Problem details: Search the data for the word "icon" and copy every line that contains it.

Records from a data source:
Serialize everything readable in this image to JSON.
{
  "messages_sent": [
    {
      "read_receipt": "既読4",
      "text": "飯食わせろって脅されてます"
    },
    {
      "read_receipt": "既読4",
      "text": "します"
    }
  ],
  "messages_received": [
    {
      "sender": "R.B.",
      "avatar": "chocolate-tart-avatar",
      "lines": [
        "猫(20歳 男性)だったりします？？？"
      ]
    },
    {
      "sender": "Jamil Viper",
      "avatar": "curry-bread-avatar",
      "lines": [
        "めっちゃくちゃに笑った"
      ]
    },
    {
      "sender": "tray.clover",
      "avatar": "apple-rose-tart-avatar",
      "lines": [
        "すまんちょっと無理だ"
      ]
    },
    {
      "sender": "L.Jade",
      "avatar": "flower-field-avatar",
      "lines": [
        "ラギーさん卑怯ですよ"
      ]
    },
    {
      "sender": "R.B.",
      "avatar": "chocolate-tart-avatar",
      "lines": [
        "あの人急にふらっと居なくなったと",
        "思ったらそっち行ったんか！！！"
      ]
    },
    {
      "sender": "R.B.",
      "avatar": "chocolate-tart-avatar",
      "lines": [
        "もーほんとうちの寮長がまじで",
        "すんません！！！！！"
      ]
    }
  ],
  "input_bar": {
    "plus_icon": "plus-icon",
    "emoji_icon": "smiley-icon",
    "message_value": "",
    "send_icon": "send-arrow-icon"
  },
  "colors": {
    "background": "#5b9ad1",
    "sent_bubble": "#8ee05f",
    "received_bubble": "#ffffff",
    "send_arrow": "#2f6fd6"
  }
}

Output below:
    "plus_icon": "plus-icon",
    "emoji_icon": "smiley-icon",
    "send_icon": "send-arrow-icon"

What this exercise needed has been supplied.